**What you will do**
In the records that follow, locate every line with "Templates" and extract it.

+++++

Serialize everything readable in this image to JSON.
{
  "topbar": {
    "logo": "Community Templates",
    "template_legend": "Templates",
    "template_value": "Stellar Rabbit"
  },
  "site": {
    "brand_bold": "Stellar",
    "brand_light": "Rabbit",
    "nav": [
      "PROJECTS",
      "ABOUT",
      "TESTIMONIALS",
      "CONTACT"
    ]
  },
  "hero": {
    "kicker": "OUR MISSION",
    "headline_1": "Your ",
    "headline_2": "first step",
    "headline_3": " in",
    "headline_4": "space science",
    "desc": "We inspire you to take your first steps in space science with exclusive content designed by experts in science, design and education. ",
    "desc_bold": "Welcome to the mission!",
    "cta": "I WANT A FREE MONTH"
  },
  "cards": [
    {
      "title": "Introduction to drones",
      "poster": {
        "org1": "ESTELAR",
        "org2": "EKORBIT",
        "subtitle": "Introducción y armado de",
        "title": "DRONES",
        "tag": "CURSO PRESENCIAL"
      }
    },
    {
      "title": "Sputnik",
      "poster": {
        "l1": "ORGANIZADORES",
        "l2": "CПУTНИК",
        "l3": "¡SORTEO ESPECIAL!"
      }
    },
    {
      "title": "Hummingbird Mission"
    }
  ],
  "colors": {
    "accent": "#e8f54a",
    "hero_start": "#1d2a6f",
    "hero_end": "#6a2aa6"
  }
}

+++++

**Solution to the problem**
    "logo": "Community Templates",
    "template_legend": "Templates",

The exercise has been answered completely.